## Task
A faithful copy of each record is required, minus the images.

START Provided records

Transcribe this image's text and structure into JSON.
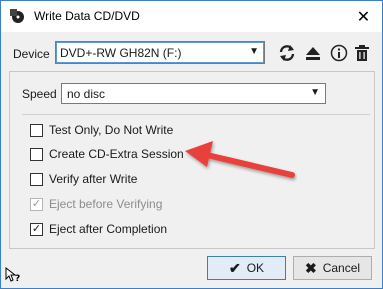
{
  "window": {
    "title": "Write Data CD/DVD"
  },
  "device": {
    "label": "Device",
    "selected": "DVD+-RW GH82N (F:)",
    "icons": [
      "refresh-icon",
      "eject-icon",
      "info-icon",
      "trash-icon"
    ]
  },
  "speed": {
    "label": "Speed",
    "selected": "no disc"
  },
  "options": [
    {
      "label": "Test Only, Do Not Write",
      "checked": false,
      "enabled": true
    },
    {
      "label": "Create CD-Extra Session",
      "checked": false,
      "enabled": true
    },
    {
      "label": "Verify after Write",
      "checked": false,
      "enabled": true
    },
    {
      "label": "Eject before Verifying",
      "checked": true,
      "enabled": false
    },
    {
      "label": "Eject after Completion",
      "checked": true,
      "enabled": true
    }
  ],
  "buttons": {
    "ok": "OK",
    "cancel": "Cancel"
  },
  "colors": {
    "annotation_arrow": "#e8403a",
    "window_border": "#3a7fc8"
  }
}
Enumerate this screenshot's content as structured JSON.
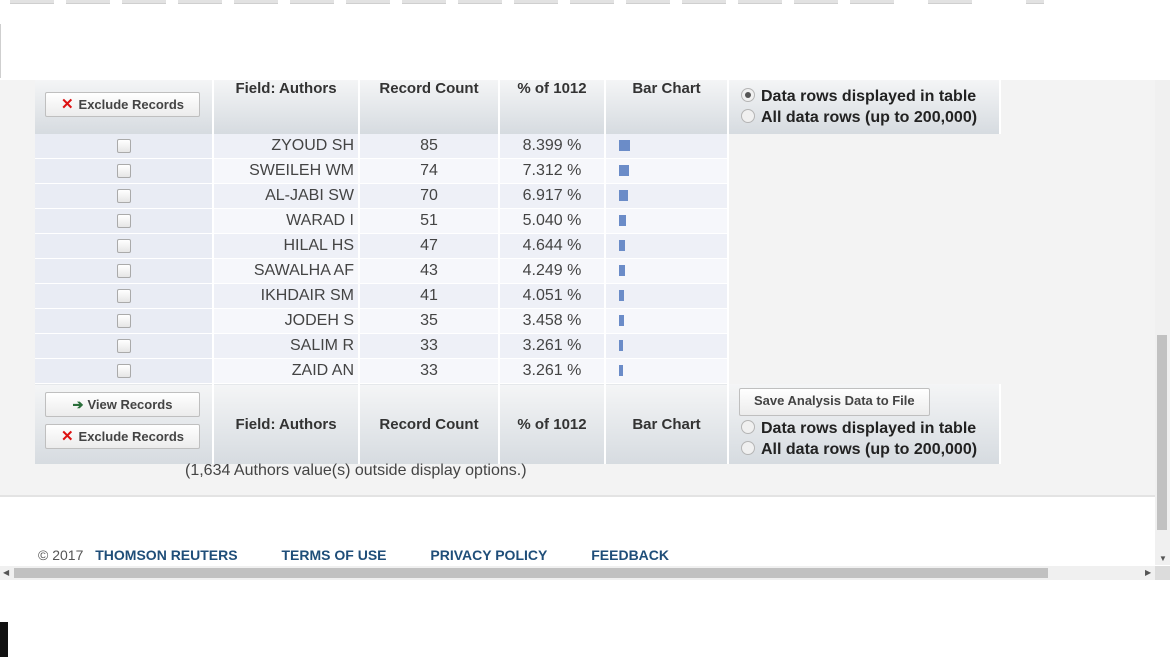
{
  "buttons": {
    "exclude_records": "Exclude Records",
    "view_records": "View Records",
    "save_analysis": "Save Analysis Data to File"
  },
  "headers": {
    "field": "Field: Authors",
    "count": "Record Count",
    "pct": "% of 1012",
    "bar": "Bar Chart"
  },
  "options": {
    "displayed": "Data rows displayed in table",
    "all": "All data rows (up to 200,000)"
  },
  "rows": [
    {
      "name": "ZYOUD SH",
      "count": "85",
      "pct": "8.399 %",
      "value": 8.399
    },
    {
      "name": "SWEILEH WM",
      "count": "74",
      "pct": "7.312 %",
      "value": 7.312
    },
    {
      "name": "AL-JABI SW",
      "count": "70",
      "pct": "6.917 %",
      "value": 6.917
    },
    {
      "name": "WARAD I",
      "count": "51",
      "pct": "5.040 %",
      "value": 5.04
    },
    {
      "name": "HILAL HS",
      "count": "47",
      "pct": "4.644 %",
      "value": 4.644
    },
    {
      "name": "SAWALHA AF",
      "count": "43",
      "pct": "4.249 %",
      "value": 4.249
    },
    {
      "name": "IKHDAIR SM",
      "count": "41",
      "pct": "4.051 %",
      "value": 4.051
    },
    {
      "name": "JODEH S",
      "count": "35",
      "pct": "3.458 %",
      "value": 3.458
    },
    {
      "name": "SALIM R",
      "count": "33",
      "pct": "3.261 %",
      "value": 3.261
    },
    {
      "name": "ZAID AN",
      "count": "33",
      "pct": "3.261 %",
      "value": 3.261
    }
  ],
  "outside_note": "(1,634 Authors value(s) outside display options.)",
  "footer": {
    "copyright": "© 2017",
    "links": [
      "THOMSON REUTERS",
      "TERMS OF USE",
      "PRIVACY POLICY",
      "FEEDBACK"
    ]
  },
  "colors": {
    "bar": "#6b8cc8",
    "link": "#1f4e79",
    "exclude_icon": "#dd1111"
  }
}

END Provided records

## Expected answer
Transcribe this image's text and structure into JSON.
{
  "window": {
    "title": "Write Data CD/DVD"
  },
  "device": {
    "label": "Device",
    "selected": "DVD+-RW GH82N (F:)",
    "icons": [
      "refresh-icon",
      "eject-icon",
      "info-icon",
      "trash-icon"
    ]
  },
  "speed": {
    "label": "Speed",
    "selected": "no disc"
  },
  "options": [
    {
      "label": "Test Only, Do Not Write",
      "checked": false,
      "enabled": true
    },
    {
      "label": "Create CD-Extra Session",
      "checked": false,
      "enabled": true
    },
    {
      "label": "Verify after Write",
      "checked": false,
      "enabled": true
    },
    {
      "label": "Eject before Verifying",
      "checked": true,
      "enabled": false
    },
    {
      "label": "Eject after Completion",
      "checked": true,
      "enabled": true
    }
  ],
  "buttons": {
    "ok": "OK",
    "cancel": "Cancel"
  },
  "colors": {
    "annotation_arrow": "#e8403a",
    "window_border": "#3a7fc8"
  }
}
Enumerate this screenshot's content as structured JSON.
{
  "buttons": {
    "exclude_records": "Exclude Records",
    "view_records": "View Records",
    "save_analysis": "Save Analysis Data to File"
  },
  "headers": {
    "field": "Field: Authors",
    "count": "Record Count",
    "pct": "% of 1012",
    "bar": "Bar Chart"
  },
  "options": {
    "displayed": "Data rows displayed in table",
    "all": "All data rows (up to 200,000)"
  },
  "rows": [
    {
      "name": "ZYOUD SH",
      "count": "85",
      "pct": "8.399 %",
      "value": 8.399
    },
    {
      "name": "SWEILEH WM",
      "count": "74",
      "pct": "7.312 %",
      "value": 7.312
    },
    {
      "name": "AL-JABI SW",
      "count": "70",
      "pct": "6.917 %",
      "value": 6.917
    },
    {
      "name": "WARAD I",
      "count": "51",
      "pct": "5.040 %",
      "value": 5.04
    },
    {
      "name": "HILAL HS",
      "count": "47",
      "pct": "4.644 %",
      "value": 4.644
    },
    {
      "name": "SAWALHA AF",
      "count": "43",
      "pct": "4.249 %",
      "value": 4.249
    },
    {
      "name": "IKHDAIR SM",
      "count": "41",
      "pct": "4.051 %",
      "value": 4.051
    },
    {
      "name": "JODEH S",
      "count": "35",
      "pct": "3.458 %",
      "value": 3.458
    },
    {
      "name": "SALIM R",
      "count": "33",
      "pct": "3.261 %",
      "value": 3.261
    },
    {
      "name": "ZAID AN",
      "count": "33",
      "pct": "3.261 %",
      "value": 3.261
    }
  ],
  "outside_note": "(1,634 Authors value(s) outside display options.)",
  "footer": {
    "copyright": "© 2017",
    "links": [
      "THOMSON REUTERS",
      "TERMS OF USE",
      "PRIVACY POLICY",
      "FEEDBACK"
    ]
  },
  "colors": {
    "bar": "#6b8cc8",
    "link": "#1f4e79",
    "exclude_icon": "#dd1111"
  }
}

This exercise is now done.